Posting by Stewart Christ, MBA, Principal at BMC Associates
Business leaders can be quick to charge ahead in pursuit of a “solution” only to find they are not only chasing the wrong solution but may be ignoring the real problem. Leaders can get so fixated on the How, they don’t think to ask the more important questions of Why and What.
The root cause of the apparent problem may relate to a much higher-order set of questions: Why and What. Unless leadership has answered the question of Why the business exists, it cannot define What the business must do, and just How to go about doing it. It is often much easier for business leaders to jump directly to How and avoid the Why, and What. This is particularly difficult when business leadership is comprised of multiple owners or business partners.

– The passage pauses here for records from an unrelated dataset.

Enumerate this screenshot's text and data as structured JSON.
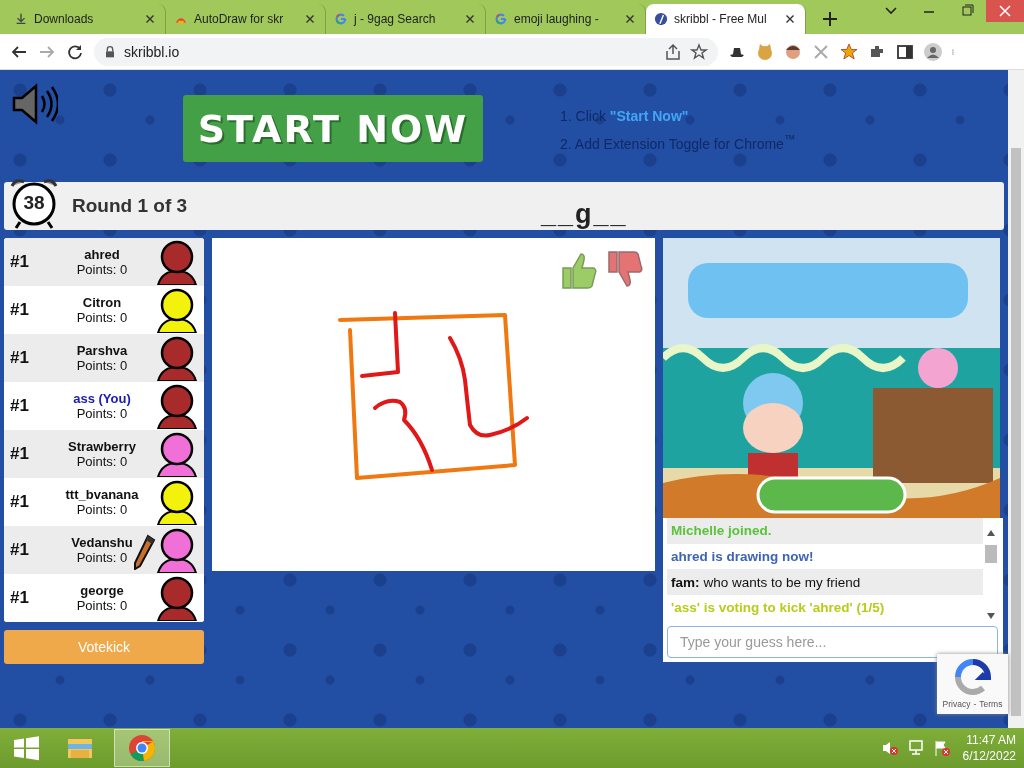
{
  "browser": {
    "tabs": [
      {
        "title": "Downloads",
        "selected": false
      },
      {
        "title": "AutoDraw for skr",
        "selected": false
      },
      {
        "title": "j - 9gag Search",
        "selected": false
      },
      {
        "title": "emoji laughing - ",
        "selected": false
      },
      {
        "title": "skribbl - Free Mul",
        "selected": true
      }
    ],
    "address": "skribbl.io"
  },
  "promo": {
    "button": "START NOW",
    "steps": [
      {
        "prefix": "1. Click ",
        "link": "\"Start Now\""
      },
      {
        "prefix": "2. Add Extension Toggle for Chrome",
        "suffix": "™"
      }
    ]
  },
  "header": {
    "timer": "38",
    "round": "Round 1 of 3",
    "word": "__g__"
  },
  "players": [
    {
      "rank": "#1",
      "name": "ahred",
      "points": "Points: 0",
      "you": false,
      "drawing": false,
      "color": "#a82a2a"
    },
    {
      "rank": "#1",
      "name": "Citron",
      "points": "Points: 0",
      "you": false,
      "drawing": false,
      "color": "#f2f20c"
    },
    {
      "rank": "#1",
      "name": "Parshva",
      "points": "Points: 0",
      "you": false,
      "drawing": false,
      "color": "#a82a2a"
    },
    {
      "rank": "#1",
      "name": "ass (You)",
      "points": "Points: 0",
      "you": true,
      "drawing": false,
      "color": "#a82a2a"
    },
    {
      "rank": "#1",
      "name": "Strawberry",
      "points": "Points: 0",
      "you": false,
      "drawing": false,
      "color": "#f070d8"
    },
    {
      "rank": "#1",
      "name": "ttt_bvanana",
      "points": "Points: 0",
      "you": false,
      "drawing": false,
      "color": "#f2f20c"
    },
    {
      "rank": "#1",
      "name": "Vedanshu",
      "points": "Points: 0",
      "you": false,
      "drawing": true,
      "color": "#f070d8"
    },
    {
      "rank": "#1",
      "name": "george",
      "points": "Points: 0",
      "you": false,
      "drawing": false,
      "color": "#a82a2a"
    }
  ],
  "votekick": "Votekick",
  "chat": {
    "messages": [
      {
        "kind": "join",
        "text": "Michelle joined."
      },
      {
        "kind": "drawing",
        "text": "ahred is drawing now!"
      },
      {
        "kind": "message",
        "author": "fam:",
        "text": "who wants to be my friend"
      },
      {
        "kind": "vote",
        "text": "'ass' is voting to kick 'ahred' (1/5)"
      }
    ],
    "placeholder": "Type your guess here..."
  },
  "recaptcha": {
    "privacy": "Privacy",
    "separator": "-",
    "terms": "Terms"
  },
  "taskbar": {
    "time": "11:47 AM",
    "date": "6/12/2022"
  }
}
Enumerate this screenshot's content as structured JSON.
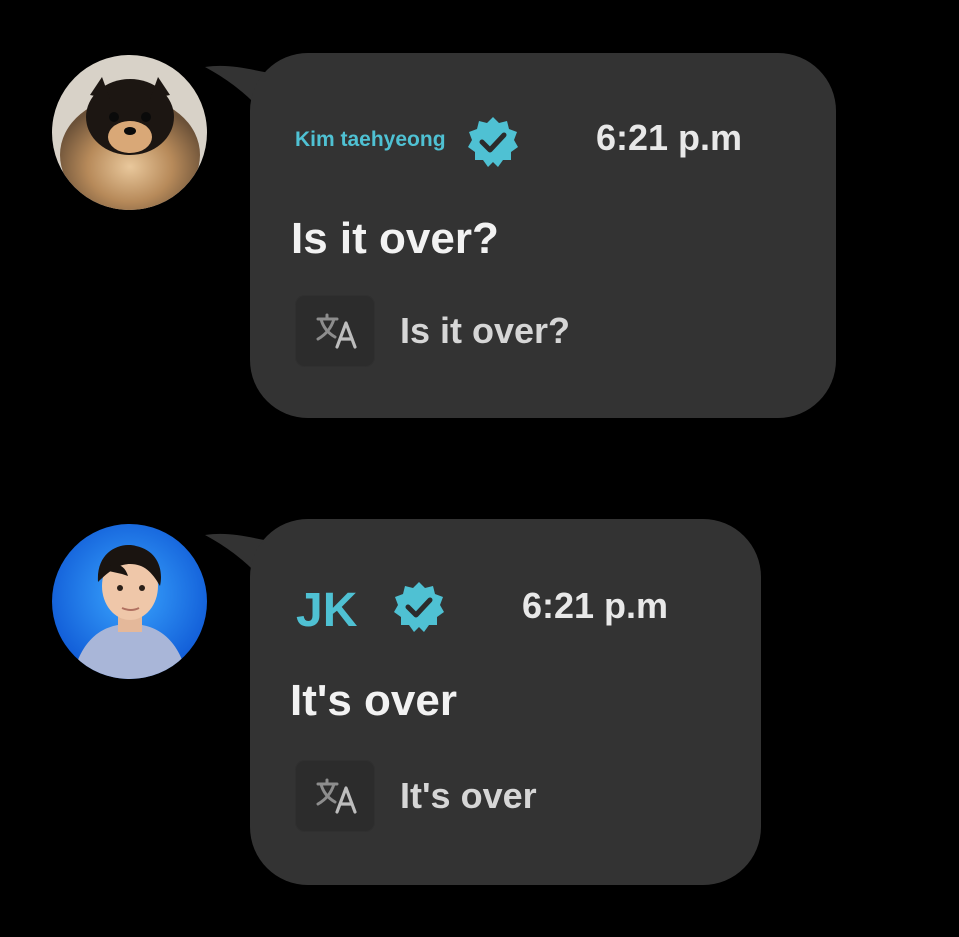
{
  "messages": [
    {
      "sender": "Kim taehyeong",
      "verified": true,
      "time": "6:21 p.m",
      "text": "Is it over?",
      "translation": "Is it over?",
      "avatar_icon": "pomeranian-dog-photo"
    },
    {
      "sender": "JK",
      "verified": true,
      "time": "6:21 p.m",
      "text": "It's over",
      "translation": "It's over",
      "avatar_icon": "person-blue-background-photo"
    }
  ],
  "colors": {
    "background": "#000000",
    "bubble": "#333333",
    "accent": "#4fc1d3",
    "text": "#f2f2f2",
    "translation_text": "#d6d6d6"
  },
  "icons": {
    "verified": "verified-badge-icon",
    "translate": "translate-icon"
  }
}
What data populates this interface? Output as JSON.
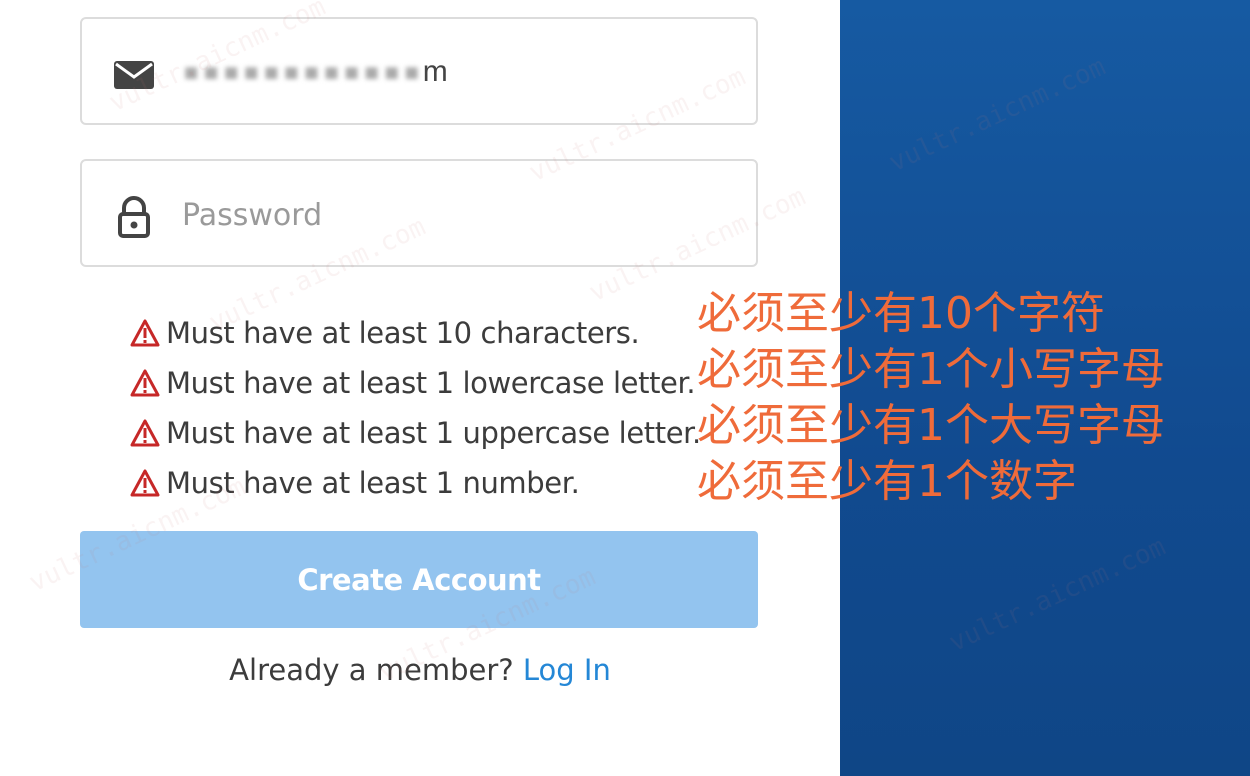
{
  "signup": {
    "email_value": "m",
    "password_placeholder": "Password",
    "requirements": [
      "Must have at least 10 characters.",
      "Must have at least 1 lowercase letter.",
      "Must have at least 1 uppercase letter.",
      "Must have at least 1 number."
    ],
    "create_button_label": "Create Account",
    "member_text": "Already a member?",
    "login_link": "Log In"
  },
  "annotations": [
    "必须至少有10个字符",
    "必须至少有1个小写字母",
    "必须至少有1个大写字母",
    "必须至少有1个数字"
  ],
  "watermark": "vultr.aicnm.com",
  "colors": {
    "button": "#93c4ef",
    "link": "#2487d6",
    "annotation": "#ef6b3a",
    "side_panel": "#165aa2",
    "warning": "#c62828"
  },
  "icons": {
    "email": "envelope-icon",
    "password": "lock-icon",
    "requirement": "warning-icon"
  }
}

Many corporate initiatives have gone awry or have not solved the underlying business problems for this reason. Business leadership may need to press the “pause button” and address these higher-order questions. This is but one instance where business owners and partners can benefit from taking the time to align their vision.
When there are multiple owners, the process of discussing and aligning the Why can be uncomfortable and may unearth long-standing differences in personal styles or values. It may be that the partners have different goals for themselves or their families. Time frames or exit criterion may vary. Partner roles, responsibilities, authorities, or governance rules may no longer be clear.
There may be several reasons for this lack of alignment. Business owners and partners can become trapped in the day-to-day management of their company and lose sight of their shared vision. Partners may not have aligned their visions when they started their business or they may have not taken the time to revisit their original vision. In either case, their vision must set the Why of the business.
The Why is driven by the recognition that the business must first serve the needs of the owners. As such, they must start with Why and commit time to a Visioning process. If ownership does not have alignment on a single Vision, the recognition and discussion of their differences is essential. The sequence of starting with Why, prior to a discussion of What, and then How, assures that the business design will serve the needs of the owners.
It is too easy to become trapped in the day-to-day or to avoid difficult or uncomfortable conversations. Invest the time with your business partners on Visioning and check in with that vision regularly.